### PROBLEM DESCRIPTION
Omit every picture and write out the rest of the records exactly.

### Component data from apps and pages
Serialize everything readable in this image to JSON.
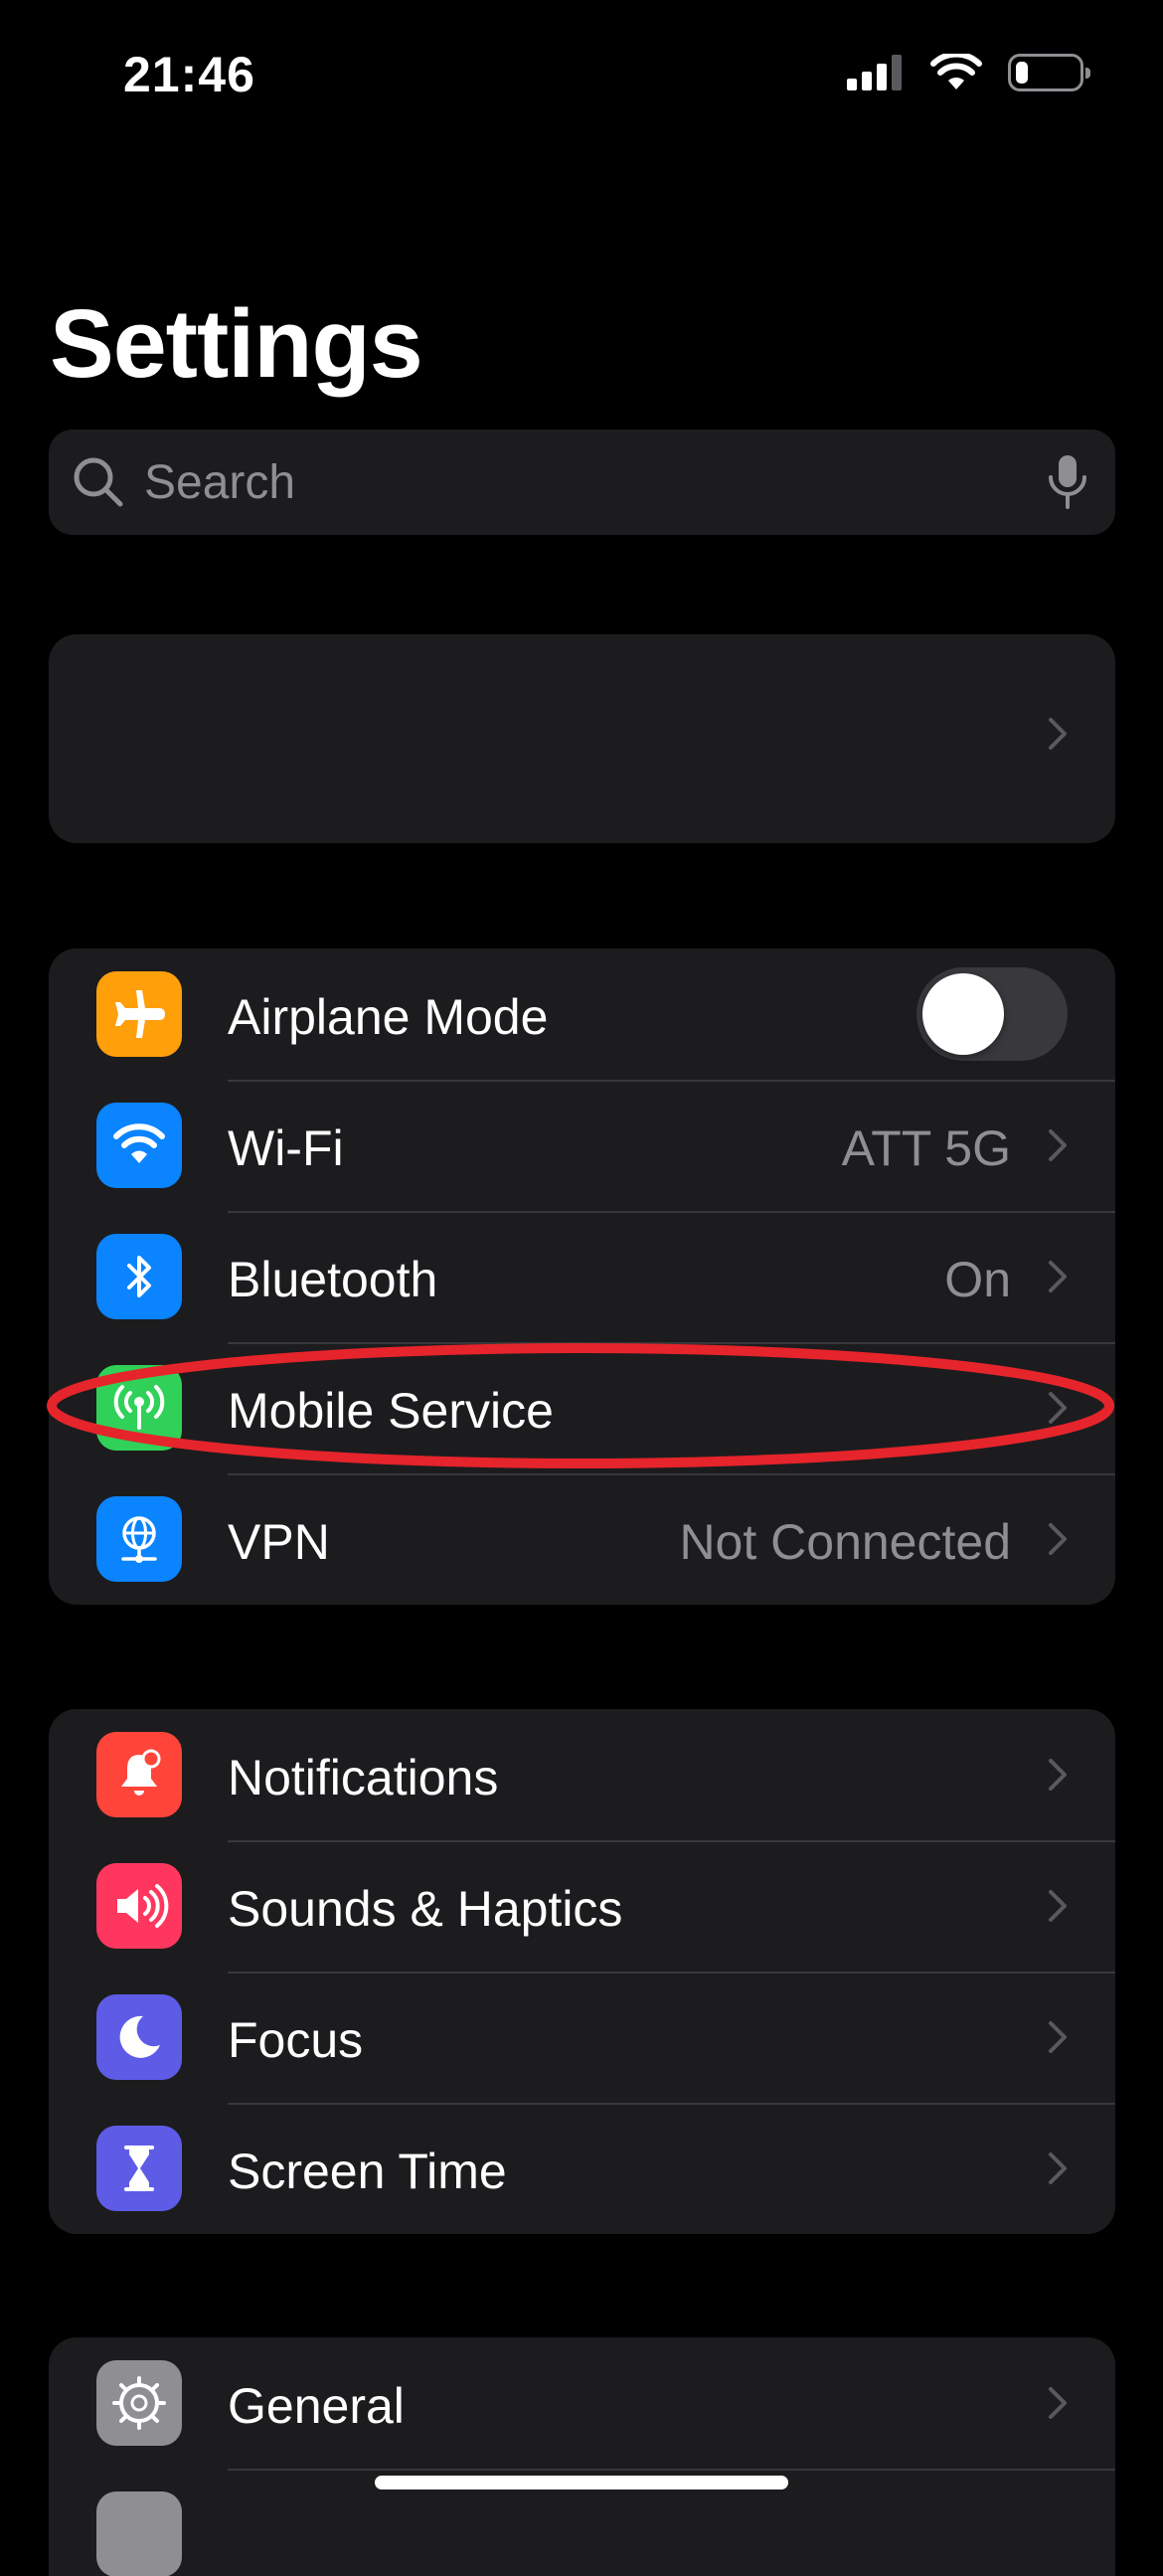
{
  "status_bar": {
    "time": "21:46",
    "battery_level": 0.2
  },
  "page_title": "Settings",
  "search": {
    "placeholder": "Search"
  },
  "groups": [
    {
      "rows": [
        {
          "label": "Airplane Mode",
          "icon": "airplane-icon",
          "color": "#ff9f0a",
          "toggle": false
        },
        {
          "label": "Wi-Fi",
          "icon": "wifi-icon",
          "color": "#0a84ff",
          "value": "ATT 5G"
        },
        {
          "label": "Bluetooth",
          "icon": "bluetooth-icon",
          "color": "#0a84ff",
          "value": "On"
        },
        {
          "label": "Mobile Service",
          "icon": "antenna-icon",
          "color": "#30d158",
          "value": ""
        },
        {
          "label": "VPN",
          "icon": "globe-icon",
          "color": "#0a84ff",
          "value": "Not Connected"
        }
      ]
    },
    {
      "rows": [
        {
          "label": "Notifications",
          "icon": "bell-icon",
          "color": "#ff453a"
        },
        {
          "label": "Sounds & Haptics",
          "icon": "speaker-icon",
          "color": "#ff375f"
        },
        {
          "label": "Focus",
          "icon": "moon-icon",
          "color": "#5e5ce6"
        },
        {
          "label": "Screen Time",
          "icon": "hourglass-icon",
          "color": "#5e5ce6"
        }
      ]
    },
    {
      "rows": [
        {
          "label": "General",
          "icon": "gear-icon",
          "color": "#8e8e93"
        }
      ]
    }
  ],
  "colors": {
    "background": "#000000",
    "cell": "#1c1c1e",
    "secondary_text": "#8e8e93",
    "annotation": "#e5242b"
  }
}
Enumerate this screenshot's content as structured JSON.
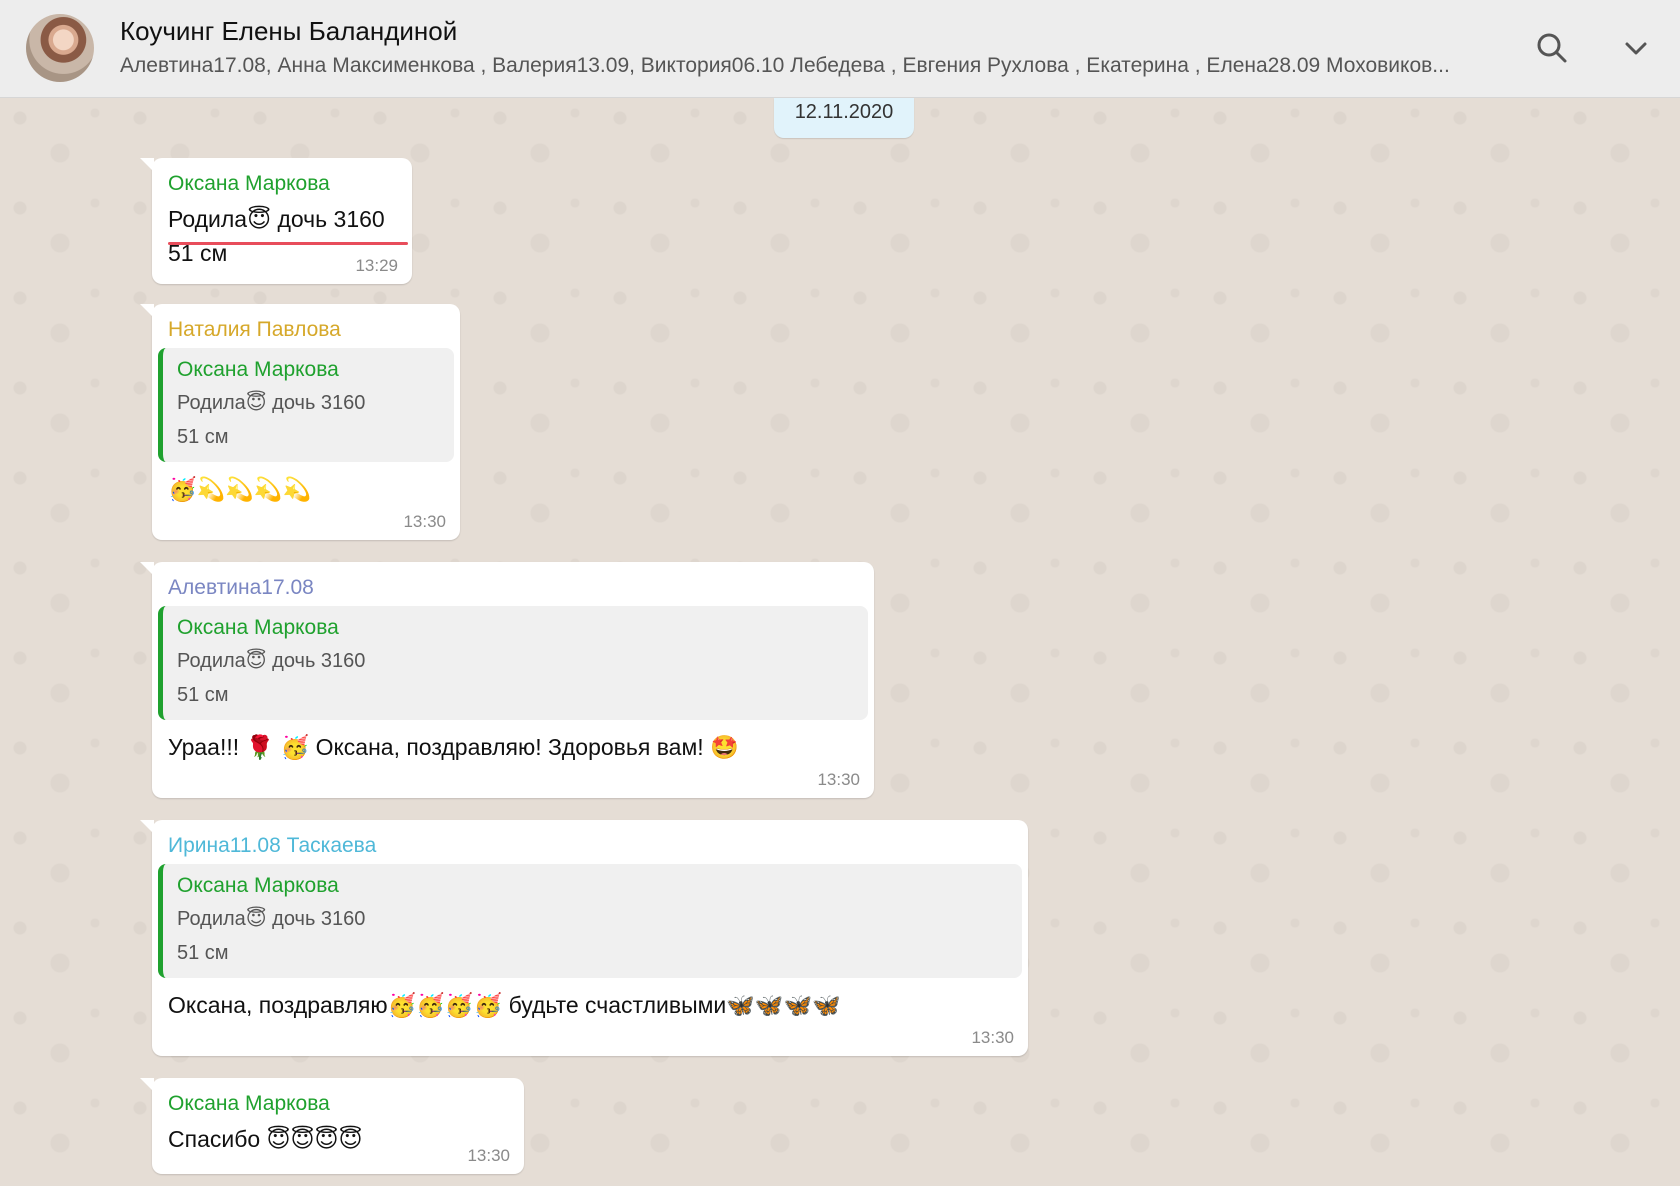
{
  "header": {
    "title": "Коучинг Елены Баландиной",
    "participants": "Алевтина17.08, Анна Максименкова , Валерия13.09, Виктория06.10 Лебедева , Евгения Рухлова , Екатерина , Елена28.09 Моховиков..."
  },
  "date_chip": "12.11.2020",
  "messages": [
    {
      "sender": "Оксана Маркова",
      "line1": "Родила😇 дочь 3160",
      "line2": " 51 см",
      "time": "13:29"
    },
    {
      "sender": "Наталия Павлова",
      "quote": {
        "sender": "Оксана Маркова",
        "line1": "Родила😇 дочь 3160",
        "line2": " 51 см"
      },
      "text": "🥳💫💫💫💫",
      "time": "13:30"
    },
    {
      "sender": "Алевтина17.08",
      "quote": {
        "sender": "Оксана Маркова",
        "line1": "Родила😇 дочь 3160",
        "line2": " 51 см"
      },
      "text": "Ураа!!! 🌹 🥳 Оксана, поздравляю! Здоровья вам! 🤩",
      "time": "13:30"
    },
    {
      "sender": "Ирина11.08 Таскаева",
      "quote": {
        "sender": "Оксана Маркова",
        "line1": "Родила😇 дочь 3160",
        "line2": " 51 см"
      },
      "text": "Оксана, поздравляю🥳🥳🥳🥳 будьте счастливыми🦋🦋🦋🦋",
      "time": "13:30"
    },
    {
      "sender": "Оксана Маркова",
      "text": "Спасибо 😇😇😇😇",
      "time": "13:30"
    }
  ],
  "colors": {
    "chat_background": "#e5ddd5",
    "header_background": "#ededed",
    "quote_accent": "#1fa12e",
    "underline": "#e84d5b"
  },
  "icons": [
    "search-icon",
    "chevron-down-icon"
  ]
}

### SOLVED PROBLEM
Serialize everything readable in this image to JSON.
{
  "status_bar": {
    "time": "21:46",
    "battery_level": 0.2
  },
  "page_title": "Settings",
  "search": {
    "placeholder": "Search"
  },
  "groups": [
    {
      "rows": [
        {
          "label": "Airplane Mode",
          "icon": "airplane-icon",
          "color": "#ff9f0a",
          "toggle": false
        },
        {
          "label": "Wi-Fi",
          "icon": "wifi-icon",
          "color": "#0a84ff",
          "value": "ATT 5G"
        },
        {
          "label": "Bluetooth",
          "icon": "bluetooth-icon",
          "color": "#0a84ff",
          "value": "On"
        },
        {
          "label": "Mobile Service",
          "icon": "antenna-icon",
          "color": "#30d158",
          "value": ""
        },
        {
          "label": "VPN",
          "icon": "globe-icon",
          "color": "#0a84ff",
          "value": "Not Connected"
        }
      ]
    },
    {
      "rows": [
        {
          "label": "Notifications",
          "icon": "bell-icon",
          "color": "#ff453a"
        },
        {
          "label": "Sounds & Haptics",
          "icon": "speaker-icon",
          "color": "#ff375f"
        },
        {
          "label": "Focus",
          "icon": "moon-icon",
          "color": "#5e5ce6"
        },
        {
          "label": "Screen Time",
          "icon": "hourglass-icon",
          "color": "#5e5ce6"
        }
      ]
    },
    {
      "rows": [
        {
          "label": "General",
          "icon": "gear-icon",
          "color": "#8e8e93"
        }
      ]
    }
  ],
  "colors": {
    "background": "#000000",
    "cell": "#1c1c1e",
    "secondary_text": "#8e8e93",
    "annotation": "#e5242b"
  }
}
Enumerate this screenshot's content as structured JSON.
{
  "header": {
    "title": "Коучинг Елены Баландиной",
    "participants": "Алевтина17.08, Анна Максименкова , Валерия13.09, Виктория06.10 Лебедева , Евгения Рухлова , Екатерина , Елена28.09 Моховиков..."
  },
  "date_chip": "12.11.2020",
  "messages": [
    {
      "sender": "Оксана Маркова",
      "line1": "Родила😇 дочь 3160",
      "line2": " 51 см",
      "time": "13:29"
    },
    {
      "sender": "Наталия Павлова",
      "quote": {
        "sender": "Оксана Маркова",
        "line1": "Родила😇 дочь 3160",
        "line2": " 51 см"
      },
      "text": "🥳💫💫💫💫",
      "time": "13:30"
    },
    {
      "sender": "Алевтина17.08",
      "quote": {
        "sender": "Оксана Маркова",
        "line1": "Родила😇 дочь 3160",
        "line2": " 51 см"
      },
      "text": "Ураа!!! 🌹 🥳 Оксана, поздравляю! Здоровья вам! 🤩",
      "time": "13:30"
    },
    {
      "sender": "Ирина11.08 Таскаева",
      "quote": {
        "sender": "Оксана Маркова",
        "line1": "Родила😇 дочь 3160",
        "line2": " 51 см"
      },
      "text": "Оксана, поздравляю🥳🥳🥳🥳 будьте счастливыми🦋🦋🦋🦋",
      "time": "13:30"
    },
    {
      "sender": "Оксана Маркова",
      "text": "Спасибо 😇😇😇😇",
      "time": "13:30"
    }
  ],
  "colors": {
    "chat_background": "#e5ddd5",
    "header_background": "#ededed",
    "quote_accent": "#1fa12e",
    "underline": "#e84d5b"
  },
  "icons": [
    "search-icon",
    "chevron-down-icon"
  ]
}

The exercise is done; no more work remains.